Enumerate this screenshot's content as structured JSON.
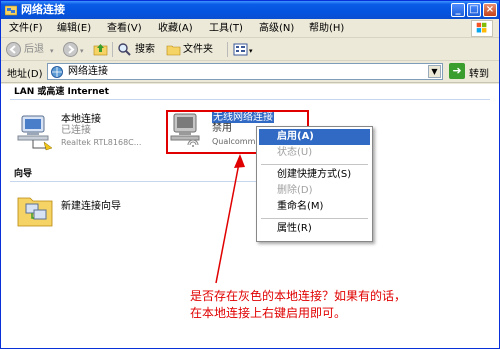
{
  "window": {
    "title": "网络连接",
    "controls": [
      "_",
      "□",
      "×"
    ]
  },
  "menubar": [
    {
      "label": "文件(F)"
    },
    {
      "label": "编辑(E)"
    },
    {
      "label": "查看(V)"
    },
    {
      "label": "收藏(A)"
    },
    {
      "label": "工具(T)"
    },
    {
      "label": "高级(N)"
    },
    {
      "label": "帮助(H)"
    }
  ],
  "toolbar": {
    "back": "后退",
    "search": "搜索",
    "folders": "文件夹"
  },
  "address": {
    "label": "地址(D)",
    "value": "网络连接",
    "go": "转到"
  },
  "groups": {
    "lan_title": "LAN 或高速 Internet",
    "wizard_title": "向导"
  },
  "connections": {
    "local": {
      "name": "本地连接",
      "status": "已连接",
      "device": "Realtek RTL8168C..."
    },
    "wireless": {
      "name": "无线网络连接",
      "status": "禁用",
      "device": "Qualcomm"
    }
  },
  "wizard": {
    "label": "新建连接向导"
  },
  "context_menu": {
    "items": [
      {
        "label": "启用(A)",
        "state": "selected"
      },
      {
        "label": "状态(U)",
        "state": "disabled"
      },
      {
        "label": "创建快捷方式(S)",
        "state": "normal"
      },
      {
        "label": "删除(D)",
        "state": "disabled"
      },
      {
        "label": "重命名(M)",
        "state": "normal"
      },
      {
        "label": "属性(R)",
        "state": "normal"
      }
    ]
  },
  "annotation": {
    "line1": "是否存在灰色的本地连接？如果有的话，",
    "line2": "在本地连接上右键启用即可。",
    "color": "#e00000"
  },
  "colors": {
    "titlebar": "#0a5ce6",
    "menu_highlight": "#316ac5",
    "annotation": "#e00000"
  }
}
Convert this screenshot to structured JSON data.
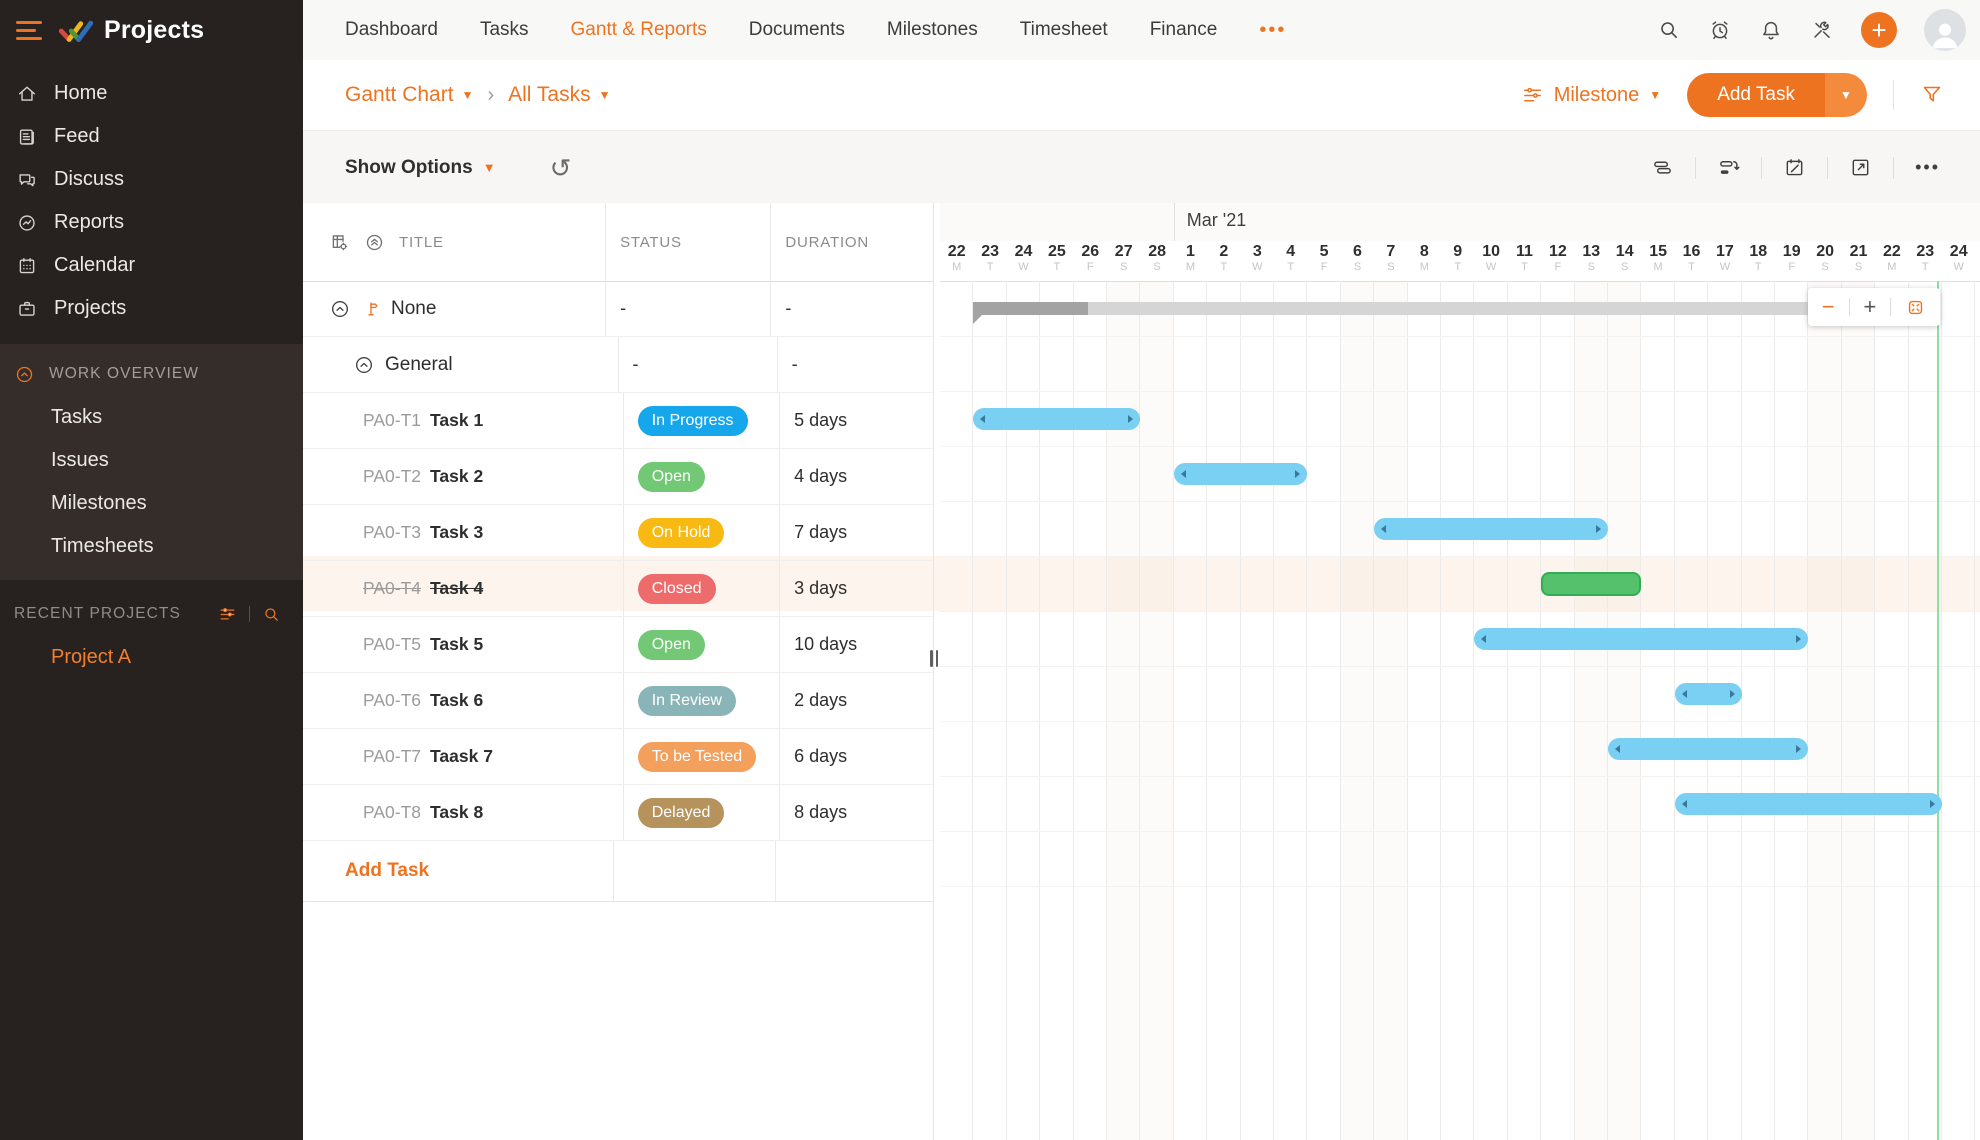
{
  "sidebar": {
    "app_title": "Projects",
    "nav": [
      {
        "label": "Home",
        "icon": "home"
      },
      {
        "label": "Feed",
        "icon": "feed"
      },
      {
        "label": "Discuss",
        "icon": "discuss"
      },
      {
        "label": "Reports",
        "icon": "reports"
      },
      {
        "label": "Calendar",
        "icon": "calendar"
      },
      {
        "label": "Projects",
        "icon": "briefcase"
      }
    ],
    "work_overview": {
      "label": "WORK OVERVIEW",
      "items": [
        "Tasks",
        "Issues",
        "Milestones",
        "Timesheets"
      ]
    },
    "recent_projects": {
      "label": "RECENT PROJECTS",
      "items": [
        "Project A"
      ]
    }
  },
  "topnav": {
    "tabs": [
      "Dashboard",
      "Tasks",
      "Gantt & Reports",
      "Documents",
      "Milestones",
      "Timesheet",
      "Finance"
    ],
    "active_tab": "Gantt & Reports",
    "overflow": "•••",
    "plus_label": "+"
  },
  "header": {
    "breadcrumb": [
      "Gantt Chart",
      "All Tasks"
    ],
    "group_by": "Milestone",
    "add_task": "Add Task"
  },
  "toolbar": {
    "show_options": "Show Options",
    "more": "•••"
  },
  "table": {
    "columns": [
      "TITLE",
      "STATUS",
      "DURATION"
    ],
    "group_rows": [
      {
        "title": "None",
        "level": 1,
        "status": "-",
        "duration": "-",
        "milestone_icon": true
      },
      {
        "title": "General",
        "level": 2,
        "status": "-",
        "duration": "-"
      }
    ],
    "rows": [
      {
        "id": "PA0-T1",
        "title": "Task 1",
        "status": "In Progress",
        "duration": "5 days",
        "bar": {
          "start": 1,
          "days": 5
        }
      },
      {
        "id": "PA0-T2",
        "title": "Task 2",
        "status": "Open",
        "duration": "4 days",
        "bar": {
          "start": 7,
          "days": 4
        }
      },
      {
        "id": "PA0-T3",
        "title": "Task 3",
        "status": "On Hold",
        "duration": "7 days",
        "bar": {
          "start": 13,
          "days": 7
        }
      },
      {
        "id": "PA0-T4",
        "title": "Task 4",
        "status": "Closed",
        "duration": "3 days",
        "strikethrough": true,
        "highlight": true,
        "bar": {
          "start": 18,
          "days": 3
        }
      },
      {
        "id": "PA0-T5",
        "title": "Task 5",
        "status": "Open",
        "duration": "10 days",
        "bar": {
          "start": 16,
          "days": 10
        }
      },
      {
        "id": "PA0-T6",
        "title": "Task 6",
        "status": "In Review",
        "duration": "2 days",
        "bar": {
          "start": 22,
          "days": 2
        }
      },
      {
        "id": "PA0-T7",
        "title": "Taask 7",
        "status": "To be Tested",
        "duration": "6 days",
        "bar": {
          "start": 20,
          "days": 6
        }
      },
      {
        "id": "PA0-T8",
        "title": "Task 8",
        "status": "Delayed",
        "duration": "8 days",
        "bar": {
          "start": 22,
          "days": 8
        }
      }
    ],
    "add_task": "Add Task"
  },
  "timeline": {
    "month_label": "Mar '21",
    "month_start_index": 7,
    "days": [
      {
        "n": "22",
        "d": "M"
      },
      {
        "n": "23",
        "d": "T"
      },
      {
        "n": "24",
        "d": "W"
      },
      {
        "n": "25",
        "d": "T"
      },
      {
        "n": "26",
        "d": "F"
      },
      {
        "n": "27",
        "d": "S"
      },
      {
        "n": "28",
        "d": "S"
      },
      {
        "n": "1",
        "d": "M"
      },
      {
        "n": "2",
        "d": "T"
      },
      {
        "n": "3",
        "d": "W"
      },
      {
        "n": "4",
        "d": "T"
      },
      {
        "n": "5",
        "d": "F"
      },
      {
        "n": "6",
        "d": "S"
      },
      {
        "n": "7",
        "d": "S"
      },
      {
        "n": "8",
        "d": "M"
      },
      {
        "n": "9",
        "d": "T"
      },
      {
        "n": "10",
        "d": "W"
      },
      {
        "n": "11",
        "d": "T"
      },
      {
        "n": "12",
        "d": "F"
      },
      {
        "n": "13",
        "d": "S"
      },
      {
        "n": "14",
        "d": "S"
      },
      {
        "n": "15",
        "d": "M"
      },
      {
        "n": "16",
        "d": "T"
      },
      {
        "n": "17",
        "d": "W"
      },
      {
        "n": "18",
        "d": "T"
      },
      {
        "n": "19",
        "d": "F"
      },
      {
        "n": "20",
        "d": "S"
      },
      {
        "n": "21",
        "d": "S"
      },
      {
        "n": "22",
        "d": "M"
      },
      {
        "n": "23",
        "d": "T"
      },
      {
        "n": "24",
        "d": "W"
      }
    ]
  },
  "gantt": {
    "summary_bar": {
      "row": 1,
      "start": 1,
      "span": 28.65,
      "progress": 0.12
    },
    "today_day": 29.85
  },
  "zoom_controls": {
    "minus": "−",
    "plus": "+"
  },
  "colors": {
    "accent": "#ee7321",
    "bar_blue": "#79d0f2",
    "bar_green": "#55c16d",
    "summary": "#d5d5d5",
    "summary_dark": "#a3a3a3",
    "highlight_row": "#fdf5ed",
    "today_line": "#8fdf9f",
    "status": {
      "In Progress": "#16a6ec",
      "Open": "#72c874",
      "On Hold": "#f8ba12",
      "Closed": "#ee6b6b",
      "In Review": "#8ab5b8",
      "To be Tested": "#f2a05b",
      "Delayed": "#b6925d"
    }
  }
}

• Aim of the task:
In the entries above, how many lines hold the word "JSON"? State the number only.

• Your solution:
2